Steven Poelzing, an associate professor at the Virginia Tech Carilion Research Institute, has received a $2.1 million grant from the National Heart, Lung, and Blood Institute of the National Institutes of Health for research to combat the nation's No. 1 killer — heart disease.
The award is for $533,000 per year for Poelzing's research program.
Sudden cardiac death in patients with heart failure is a major concern in the United States, Poelzing said.
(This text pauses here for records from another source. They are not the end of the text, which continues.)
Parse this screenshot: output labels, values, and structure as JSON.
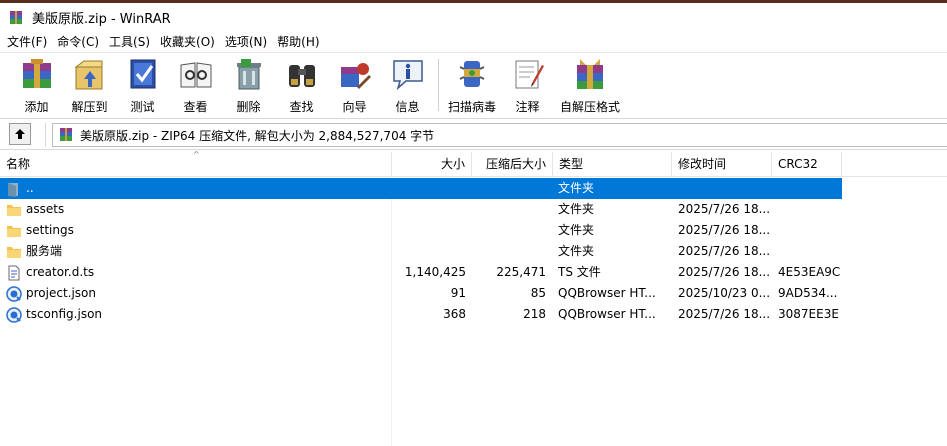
{
  "window": {
    "title": "美版原版.zip - WinRAR"
  },
  "menu": [
    {
      "label": "文件(F)"
    },
    {
      "label": "命令(C)"
    },
    {
      "label": "工具(S)"
    },
    {
      "label": "收藏夹(O)"
    },
    {
      "label": "选项(N)"
    },
    {
      "label": "帮助(H)"
    }
  ],
  "toolbar": [
    {
      "label": "添加",
      "icon": "add-archive-icon"
    },
    {
      "label": "解压到",
      "icon": "extract-to-icon"
    },
    {
      "label": "测试",
      "icon": "test-icon"
    },
    {
      "label": "查看",
      "icon": "view-icon"
    },
    {
      "label": "删除",
      "icon": "delete-icon"
    },
    {
      "label": "查找",
      "icon": "find-icon"
    },
    {
      "label": "向导",
      "icon": "wizard-icon"
    },
    {
      "label": "信息",
      "icon": "info-icon"
    },
    {
      "label": "扫描病毒",
      "icon": "virus-scan-icon"
    },
    {
      "label": "注释",
      "icon": "comment-icon"
    },
    {
      "label": "自解压格式",
      "icon": "sfx-icon"
    }
  ],
  "address": {
    "text": "美版原版.zip - ZIP64 压缩文件, 解包大小为 2,884,527,704 字节"
  },
  "columns": {
    "name": "名称",
    "size": "大小",
    "packed": "压缩后大小",
    "type": "类型",
    "modified": "修改时间",
    "crc": "CRC32"
  },
  "files": [
    {
      "name": "..",
      "size": "",
      "packed": "",
      "type": "文件夹",
      "modified": "",
      "crc": "",
      "icon": "parent-folder-icon",
      "selected": true
    },
    {
      "name": "assets",
      "size": "",
      "packed": "",
      "type": "文件夹",
      "modified": "2025/7/26 18...",
      "crc": "",
      "icon": "folder-icon"
    },
    {
      "name": "settings",
      "size": "",
      "packed": "",
      "type": "文件夹",
      "modified": "2025/7/26 18...",
      "crc": "",
      "icon": "folder-icon"
    },
    {
      "name": "服务端",
      "size": "",
      "packed": "",
      "type": "文件夹",
      "modified": "2025/7/26 18...",
      "crc": "",
      "icon": "folder-icon"
    },
    {
      "name": "creator.d.ts",
      "size": "1,140,425",
      "packed": "225,471",
      "type": "TS 文件",
      "modified": "2025/7/26 18...",
      "crc": "4E53EA9C",
      "icon": "ts-file-icon"
    },
    {
      "name": "project.json",
      "size": "91",
      "packed": "85",
      "type": "QQBrowser HT...",
      "modified": "2025/10/23 0...",
      "crc": "9AD534...",
      "icon": "browser-file-icon"
    },
    {
      "name": "tsconfig.json",
      "size": "368",
      "packed": "218",
      "type": "QQBrowser HT...",
      "modified": "2025/7/26 18...",
      "crc": "3087EE3E",
      "icon": "browser-file-icon"
    }
  ],
  "colors": {
    "selection": "#0078d7",
    "folder": "#f4c24a"
  }
}
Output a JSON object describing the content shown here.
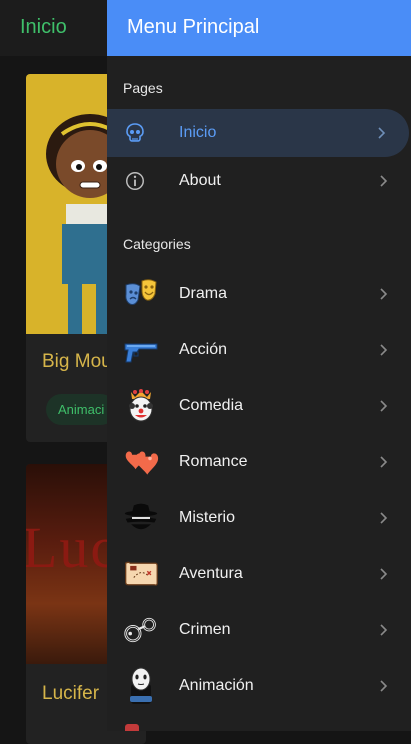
{
  "page": {
    "title": "Inicio"
  },
  "cards": [
    {
      "title": "Big Mou",
      "genre": "Animaci"
    },
    {
      "title": "Lucifer",
      "art_text": "Luc"
    }
  ],
  "drawer": {
    "title": "Menu Principal",
    "pages_label": "Pages",
    "categories_label": "Categories",
    "pages": [
      {
        "label": "Inicio",
        "icon": "skull-icon",
        "active": true
      },
      {
        "label": "About",
        "icon": "info-icon",
        "active": false
      }
    ],
    "categories": [
      {
        "label": "Drama",
        "icon": "theater-masks-icon"
      },
      {
        "label": "Acción",
        "icon": "gun-icon"
      },
      {
        "label": "Comedia",
        "icon": "clown-icon"
      },
      {
        "label": "Romance",
        "icon": "hearts-icon"
      },
      {
        "label": "Misterio",
        "icon": "detective-icon"
      },
      {
        "label": "Aventura",
        "icon": "treasure-map-icon"
      },
      {
        "label": "Crimen",
        "icon": "handcuffs-icon"
      },
      {
        "label": "Animación",
        "icon": "character-icon"
      }
    ]
  },
  "colors": {
    "accent": "#4a8df7",
    "active_text": "#5b9cf5",
    "page_title": "#3fbf6a",
    "card_title": "#d6b54a"
  }
}
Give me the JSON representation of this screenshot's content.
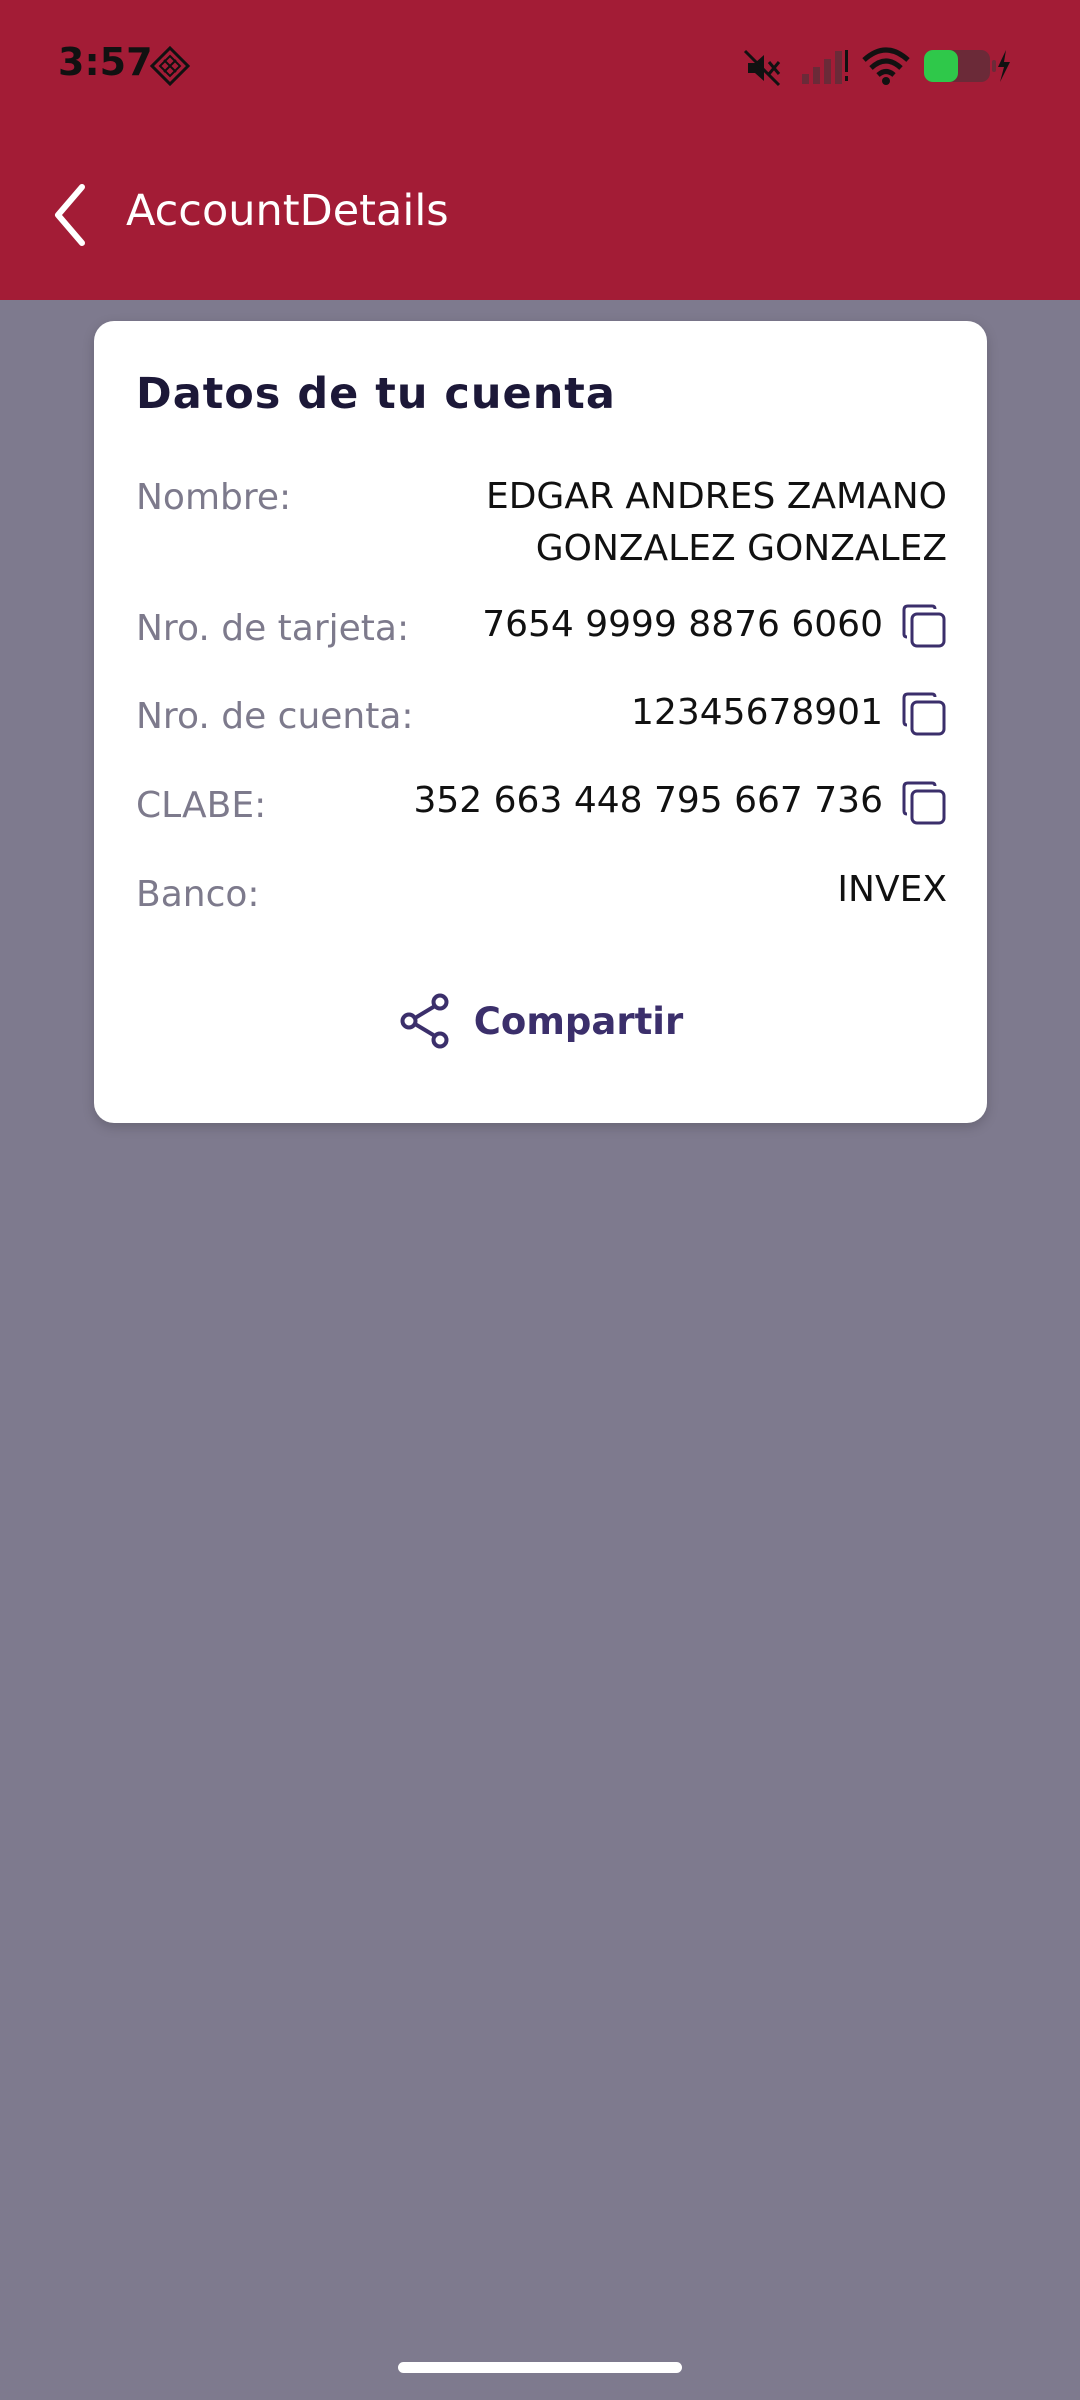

He will lead a research team to investigate how the microscopic spaces surrounding heart cells affect connections called gap junctions, which allow electrical impulses and small molecules to pass between cells.
The research team hypothesizes that the size and nature of the space between cells can determine the risk of sudden cardiac death and, if those spaces can be modulated, such modulation could be a therapeutic agent to protect the health of heart patients.
"This work is producing entirely new insights and providing the basis for new therapeutic platforms for the treatment of ischemic heart disease and the prevention of abnormal electrical rhythms in the heart, including those that can lead to sudden cardiac death," said Michael J. Friedlander, executive director of the Virginia Tech Carilion Research Institute who also serves as the vice president for health sciences and technology at Virginia Tech.
More than 450,000 cases of sudden cardiac death occur in the United States each year and about 80 percent of them stem from abnormal electrical heart rhythms.
The mechanisms that disrupt these vital electrical communications are unknown, although properties of gap junctions, including their locations between neighboring heart muscle cells, known as cardiomyocytes, are critical for maintaining normal patterns of electrical signaling in the heart.
"The work is part of a larger program at the Virginia Tech Carilion Research Institute that is becoming recognized as among the world's go-to places for fundamental, translational, and applied research on the nature of electrical coupling between cardiomyocytes and how this process is disrupted in heart disease," Friedlander said.
Poelzing's co-investigators on the new grant are Rob Gourdie, a professor and director of the research institute's Center for Heart and Regenerative Medicine Research; Rafael Davalos, the L. Preston Wade Professor of biomedical engineering and mechanics in the College of Engineering; and James Smyth, an assistant professor at the institute.
Along with John Chappell, also an assistant professor at the Virginia Tech Carilion Research Institute, Friedlander said the group is doing paradigm-shifting work on ischemic heart disease and the coronary- and cerebro-vasculature.
"Their individual projects and the resultant synergies of technology and conceptual approaches that emerge in an interdisciplinary institute environment such as that provided by the VTCRI, have substantial momentum in addressing heart disease, the leading cause of death in the world and the United States," Friedlander said.
"Cardiovascular science at the Virginia Tech Carilion Research Institute is on a great trajectory," Friedlander said. "Coupled with the strengths and clinical innovations in cardiology and cardiothoracic surgery at Carilion Clinic; the strengths in cardiovascular research across Virginia Tech, including in the Virginia-Maryland College of Veterinary Medicine; the College of Science; and the College of Engineering, we are becoming well-positioned to be a national destination for cardiovascular science."
In addition, Friedlander said cardiac science will be a focus of the Virginia Tech Carilion Health Sciences and Technology Campus in the Roanoke Innovation Corridor.
Poelzing's new $2.1 million award represents the third active major grant to the Virginia Tech Carilion Research Institute from the National Heart Lung and Blood Institute.
The cardiac group also has active awards from major private foundations in the heart research arena, including the American Heart Association and the Heart Rhythm Society.
"Cardiovascular science is an area of growing ties between Virginia Tech and industry," Friedlander said. "VTCRI graduate students and postdoctoral associates working in cardiovascular research served as our first interns at the major pharmaceutical company MedImmune this past summer, and we are working to enhance that relationship to provide opportunities for other VT trainees."
Friedlander said the group has submitted multiple intellectual property filings and was issued five provisional patents in the past year.